**GIVEN RECORDS:**
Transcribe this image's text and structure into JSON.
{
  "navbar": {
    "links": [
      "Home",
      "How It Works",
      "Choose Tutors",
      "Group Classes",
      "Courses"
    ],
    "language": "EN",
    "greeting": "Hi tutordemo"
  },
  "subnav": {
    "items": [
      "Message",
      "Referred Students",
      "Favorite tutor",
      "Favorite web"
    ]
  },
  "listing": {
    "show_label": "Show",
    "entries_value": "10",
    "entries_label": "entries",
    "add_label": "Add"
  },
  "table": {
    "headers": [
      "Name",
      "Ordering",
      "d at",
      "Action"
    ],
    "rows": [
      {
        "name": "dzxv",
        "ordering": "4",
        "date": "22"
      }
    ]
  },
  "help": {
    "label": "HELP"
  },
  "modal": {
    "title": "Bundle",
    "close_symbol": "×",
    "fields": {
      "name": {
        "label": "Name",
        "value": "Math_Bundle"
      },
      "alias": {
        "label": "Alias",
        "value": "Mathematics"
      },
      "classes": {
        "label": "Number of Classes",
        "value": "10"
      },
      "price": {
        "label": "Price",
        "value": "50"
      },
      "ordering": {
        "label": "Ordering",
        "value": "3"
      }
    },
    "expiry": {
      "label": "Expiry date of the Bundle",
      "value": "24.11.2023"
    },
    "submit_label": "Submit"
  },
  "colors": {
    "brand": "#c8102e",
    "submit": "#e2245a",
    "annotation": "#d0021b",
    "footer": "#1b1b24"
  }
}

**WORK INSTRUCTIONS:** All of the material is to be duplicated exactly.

**ANSWER FOR THE TASK:**
Transcribe this image's text and structure into JSON.
{
  "navbar": {
    "links": [
      "Home",
      "How It Works",
      "Choose Tutors",
      "Group Classes",
      "Courses"
    ],
    "language": "EN",
    "greeting": "Hi tutordemo"
  },
  "subnav": {
    "items": [
      "Message",
      "Referred Students",
      "Favorite tutor",
      "Favorite web"
    ]
  },
  "listing": {
    "show_label": "Show",
    "entries_value": "10",
    "entries_label": "entries",
    "add_label": "Add"
  },
  "table": {
    "headers": [
      "Name",
      "Ordering",
      "d at",
      "Action"
    ],
    "rows": [
      {
        "name": "dzxv",
        "ordering": "4",
        "date": "22"
      }
    ]
  },
  "help": {
    "label": "HELP"
  },
  "modal": {
    "title": "Bundle",
    "close_symbol": "×",
    "fields": {
      "name": {
        "label": "Name",
        "value": "Math_Bundle"
      },
      "alias": {
        "label": "Alias",
        "value": "Mathematics"
      },
      "classes": {
        "label": "Number of Classes",
        "value": "10"
      },
      "price": {
        "label": "Price",
        "value": "50"
      },
      "ordering": {
        "label": "Ordering",
        "value": "3"
      }
    },
    "expiry": {
      "label": "Expiry date of the Bundle",
      "value": "24.11.2023"
    },
    "submit_label": "Submit"
  },
  "colors": {
    "brand": "#c8102e",
    "submit": "#e2245a",
    "annotation": "#d0021b",
    "footer": "#1b1b24"
  }
}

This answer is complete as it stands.